About this exercise: For each line of the data that includes the word "Regulatory", copy the line.

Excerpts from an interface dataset
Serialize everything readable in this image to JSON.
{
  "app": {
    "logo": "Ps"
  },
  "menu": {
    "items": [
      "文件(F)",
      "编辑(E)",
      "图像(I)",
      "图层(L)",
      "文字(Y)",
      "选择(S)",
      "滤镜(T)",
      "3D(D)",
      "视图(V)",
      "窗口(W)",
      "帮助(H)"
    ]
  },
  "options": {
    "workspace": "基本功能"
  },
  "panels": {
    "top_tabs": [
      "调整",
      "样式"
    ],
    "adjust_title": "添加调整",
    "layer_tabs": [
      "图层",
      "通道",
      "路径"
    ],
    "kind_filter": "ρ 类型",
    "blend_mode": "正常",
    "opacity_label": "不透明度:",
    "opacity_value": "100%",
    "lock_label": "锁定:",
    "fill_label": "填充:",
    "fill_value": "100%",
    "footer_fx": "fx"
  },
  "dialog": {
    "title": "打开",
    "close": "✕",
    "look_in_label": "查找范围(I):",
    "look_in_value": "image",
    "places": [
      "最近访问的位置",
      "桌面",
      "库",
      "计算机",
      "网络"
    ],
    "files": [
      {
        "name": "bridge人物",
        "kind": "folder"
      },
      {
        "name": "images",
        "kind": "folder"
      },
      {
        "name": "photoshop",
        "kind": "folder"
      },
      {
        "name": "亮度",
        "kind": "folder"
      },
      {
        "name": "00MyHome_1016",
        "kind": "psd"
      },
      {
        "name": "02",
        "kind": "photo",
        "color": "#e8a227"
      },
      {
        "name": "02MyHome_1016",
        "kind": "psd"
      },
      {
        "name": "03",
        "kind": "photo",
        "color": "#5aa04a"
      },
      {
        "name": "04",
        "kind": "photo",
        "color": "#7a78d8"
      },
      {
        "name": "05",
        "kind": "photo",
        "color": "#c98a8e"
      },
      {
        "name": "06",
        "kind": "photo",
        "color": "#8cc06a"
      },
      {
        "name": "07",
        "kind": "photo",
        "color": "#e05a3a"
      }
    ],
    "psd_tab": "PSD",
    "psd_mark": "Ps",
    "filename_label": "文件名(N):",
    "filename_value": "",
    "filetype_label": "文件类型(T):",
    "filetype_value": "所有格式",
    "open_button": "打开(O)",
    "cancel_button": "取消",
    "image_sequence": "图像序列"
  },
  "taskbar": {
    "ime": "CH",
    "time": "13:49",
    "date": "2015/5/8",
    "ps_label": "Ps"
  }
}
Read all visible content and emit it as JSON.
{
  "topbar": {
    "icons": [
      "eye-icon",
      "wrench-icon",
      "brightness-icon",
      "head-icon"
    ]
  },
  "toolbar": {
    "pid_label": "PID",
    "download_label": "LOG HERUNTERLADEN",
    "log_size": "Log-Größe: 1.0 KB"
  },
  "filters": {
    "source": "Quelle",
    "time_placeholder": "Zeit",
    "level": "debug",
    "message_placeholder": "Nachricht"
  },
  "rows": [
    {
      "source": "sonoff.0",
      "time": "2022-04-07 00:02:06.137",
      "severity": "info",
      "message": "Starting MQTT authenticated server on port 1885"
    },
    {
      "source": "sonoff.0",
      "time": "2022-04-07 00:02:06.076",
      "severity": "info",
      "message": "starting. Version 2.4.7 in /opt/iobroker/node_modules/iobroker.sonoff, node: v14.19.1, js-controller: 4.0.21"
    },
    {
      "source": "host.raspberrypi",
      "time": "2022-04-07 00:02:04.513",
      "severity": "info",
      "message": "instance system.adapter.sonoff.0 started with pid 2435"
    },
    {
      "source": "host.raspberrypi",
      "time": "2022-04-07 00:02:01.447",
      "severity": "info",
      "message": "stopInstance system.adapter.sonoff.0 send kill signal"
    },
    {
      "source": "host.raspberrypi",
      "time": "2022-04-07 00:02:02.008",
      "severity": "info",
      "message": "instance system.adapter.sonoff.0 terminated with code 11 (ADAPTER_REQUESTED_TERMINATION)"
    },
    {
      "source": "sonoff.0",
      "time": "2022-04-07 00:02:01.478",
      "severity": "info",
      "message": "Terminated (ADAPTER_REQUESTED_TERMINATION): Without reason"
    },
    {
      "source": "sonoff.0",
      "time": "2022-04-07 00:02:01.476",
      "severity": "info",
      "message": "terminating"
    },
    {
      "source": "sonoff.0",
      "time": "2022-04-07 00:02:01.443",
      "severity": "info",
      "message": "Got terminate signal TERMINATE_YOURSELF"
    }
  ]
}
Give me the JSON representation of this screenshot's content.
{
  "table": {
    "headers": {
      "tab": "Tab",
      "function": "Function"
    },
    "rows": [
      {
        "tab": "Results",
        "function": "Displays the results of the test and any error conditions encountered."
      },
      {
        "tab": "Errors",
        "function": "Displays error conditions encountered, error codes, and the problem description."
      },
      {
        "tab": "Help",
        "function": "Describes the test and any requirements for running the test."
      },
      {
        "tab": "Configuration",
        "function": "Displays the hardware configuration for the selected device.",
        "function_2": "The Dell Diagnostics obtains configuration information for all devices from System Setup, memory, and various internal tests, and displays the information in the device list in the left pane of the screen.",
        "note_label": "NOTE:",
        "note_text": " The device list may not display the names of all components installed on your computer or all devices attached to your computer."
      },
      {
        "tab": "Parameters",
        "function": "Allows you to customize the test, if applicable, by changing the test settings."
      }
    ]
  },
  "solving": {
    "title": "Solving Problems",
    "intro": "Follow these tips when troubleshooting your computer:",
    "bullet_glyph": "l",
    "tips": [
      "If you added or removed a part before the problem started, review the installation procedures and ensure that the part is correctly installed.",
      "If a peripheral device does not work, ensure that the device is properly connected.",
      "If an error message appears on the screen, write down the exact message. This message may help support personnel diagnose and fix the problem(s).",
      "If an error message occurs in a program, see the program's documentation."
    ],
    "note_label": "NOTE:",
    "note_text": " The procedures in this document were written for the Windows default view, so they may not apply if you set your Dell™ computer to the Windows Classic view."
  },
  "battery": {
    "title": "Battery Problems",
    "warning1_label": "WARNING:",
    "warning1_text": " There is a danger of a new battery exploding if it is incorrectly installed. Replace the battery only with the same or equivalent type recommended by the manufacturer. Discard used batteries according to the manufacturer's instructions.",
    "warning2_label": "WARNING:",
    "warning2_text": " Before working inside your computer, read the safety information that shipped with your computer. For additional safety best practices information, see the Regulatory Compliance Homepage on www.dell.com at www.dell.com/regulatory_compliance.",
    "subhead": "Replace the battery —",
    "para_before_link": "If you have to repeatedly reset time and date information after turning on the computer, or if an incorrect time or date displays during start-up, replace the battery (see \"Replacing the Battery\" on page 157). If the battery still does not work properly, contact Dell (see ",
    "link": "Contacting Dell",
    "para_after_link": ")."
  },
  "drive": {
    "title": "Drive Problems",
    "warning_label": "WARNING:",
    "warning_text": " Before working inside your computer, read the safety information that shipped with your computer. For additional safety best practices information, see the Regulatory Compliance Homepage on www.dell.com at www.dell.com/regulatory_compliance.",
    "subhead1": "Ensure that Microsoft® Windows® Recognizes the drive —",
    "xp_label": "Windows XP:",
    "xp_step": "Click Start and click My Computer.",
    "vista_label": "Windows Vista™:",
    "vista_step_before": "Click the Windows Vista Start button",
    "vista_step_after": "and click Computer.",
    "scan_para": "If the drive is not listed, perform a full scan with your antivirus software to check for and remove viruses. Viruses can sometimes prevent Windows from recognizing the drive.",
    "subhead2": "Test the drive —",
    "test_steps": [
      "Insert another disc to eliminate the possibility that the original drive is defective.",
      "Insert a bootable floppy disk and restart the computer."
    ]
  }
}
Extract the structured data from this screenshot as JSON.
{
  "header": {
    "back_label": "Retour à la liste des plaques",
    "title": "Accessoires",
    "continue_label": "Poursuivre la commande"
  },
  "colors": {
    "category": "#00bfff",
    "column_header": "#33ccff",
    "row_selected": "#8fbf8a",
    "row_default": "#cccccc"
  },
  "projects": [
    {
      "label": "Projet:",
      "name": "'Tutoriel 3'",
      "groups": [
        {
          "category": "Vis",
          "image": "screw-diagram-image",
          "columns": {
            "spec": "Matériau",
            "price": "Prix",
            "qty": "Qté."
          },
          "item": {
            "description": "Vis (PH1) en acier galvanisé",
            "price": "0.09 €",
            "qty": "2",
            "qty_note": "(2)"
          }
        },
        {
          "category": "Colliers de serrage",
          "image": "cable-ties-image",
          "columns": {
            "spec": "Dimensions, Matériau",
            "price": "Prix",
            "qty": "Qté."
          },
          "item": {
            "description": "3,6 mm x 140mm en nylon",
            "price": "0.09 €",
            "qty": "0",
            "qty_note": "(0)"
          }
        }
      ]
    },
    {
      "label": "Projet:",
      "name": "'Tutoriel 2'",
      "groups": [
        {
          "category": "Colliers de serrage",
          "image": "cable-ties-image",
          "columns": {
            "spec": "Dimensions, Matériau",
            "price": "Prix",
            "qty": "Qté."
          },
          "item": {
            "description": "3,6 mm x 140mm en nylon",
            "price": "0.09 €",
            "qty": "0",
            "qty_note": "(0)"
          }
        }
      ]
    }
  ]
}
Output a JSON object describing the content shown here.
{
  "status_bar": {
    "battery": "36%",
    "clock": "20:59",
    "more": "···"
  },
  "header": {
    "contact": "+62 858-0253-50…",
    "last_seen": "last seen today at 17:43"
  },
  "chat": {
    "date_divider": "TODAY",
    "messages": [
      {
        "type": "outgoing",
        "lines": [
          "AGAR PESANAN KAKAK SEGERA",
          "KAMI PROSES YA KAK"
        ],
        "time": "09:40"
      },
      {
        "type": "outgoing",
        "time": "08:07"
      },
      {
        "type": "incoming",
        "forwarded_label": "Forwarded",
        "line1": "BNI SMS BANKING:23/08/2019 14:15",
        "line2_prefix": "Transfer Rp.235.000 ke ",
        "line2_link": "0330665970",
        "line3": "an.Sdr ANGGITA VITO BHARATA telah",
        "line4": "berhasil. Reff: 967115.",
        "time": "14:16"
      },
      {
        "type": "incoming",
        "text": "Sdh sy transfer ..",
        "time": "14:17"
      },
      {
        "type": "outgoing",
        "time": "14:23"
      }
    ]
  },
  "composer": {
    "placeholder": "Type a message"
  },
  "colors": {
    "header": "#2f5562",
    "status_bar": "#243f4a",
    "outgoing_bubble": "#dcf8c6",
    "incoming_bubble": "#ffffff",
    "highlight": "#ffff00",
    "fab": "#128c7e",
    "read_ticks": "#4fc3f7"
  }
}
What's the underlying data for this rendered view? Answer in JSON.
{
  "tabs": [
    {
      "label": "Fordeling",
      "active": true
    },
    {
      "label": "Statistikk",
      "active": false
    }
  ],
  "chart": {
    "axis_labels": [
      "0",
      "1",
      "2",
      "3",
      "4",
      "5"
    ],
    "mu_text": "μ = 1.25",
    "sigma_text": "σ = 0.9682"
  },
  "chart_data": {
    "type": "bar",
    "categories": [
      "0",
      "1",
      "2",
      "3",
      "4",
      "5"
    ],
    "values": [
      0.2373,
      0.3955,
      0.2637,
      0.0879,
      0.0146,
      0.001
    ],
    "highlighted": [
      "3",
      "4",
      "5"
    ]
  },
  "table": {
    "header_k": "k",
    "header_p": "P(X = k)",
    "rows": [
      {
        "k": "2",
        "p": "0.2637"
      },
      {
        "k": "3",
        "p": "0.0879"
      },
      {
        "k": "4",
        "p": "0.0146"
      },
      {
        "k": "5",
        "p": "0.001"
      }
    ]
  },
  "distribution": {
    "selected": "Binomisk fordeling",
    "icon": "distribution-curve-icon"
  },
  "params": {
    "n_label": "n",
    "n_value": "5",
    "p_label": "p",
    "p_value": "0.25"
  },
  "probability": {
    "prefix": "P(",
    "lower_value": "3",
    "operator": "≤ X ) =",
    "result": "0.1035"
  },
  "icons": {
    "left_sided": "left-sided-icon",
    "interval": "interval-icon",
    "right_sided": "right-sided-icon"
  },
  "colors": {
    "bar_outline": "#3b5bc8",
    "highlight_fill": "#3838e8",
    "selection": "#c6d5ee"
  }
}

Response to the task:
    "warning2_text": " Before working inside your computer, read the safety information that shipped with your computer. For additional safety best practices information, see the Regulatory Compliance Homepage on www.dell.com at www.dell.com/regulatory_compliance.",
    "warning_text": " Before working inside your computer, read the safety information that shipped with your computer. For additional safety best practices information, see the Regulatory Compliance Homepage on www.dell.com at www.dell.com/regulatory_compliance.",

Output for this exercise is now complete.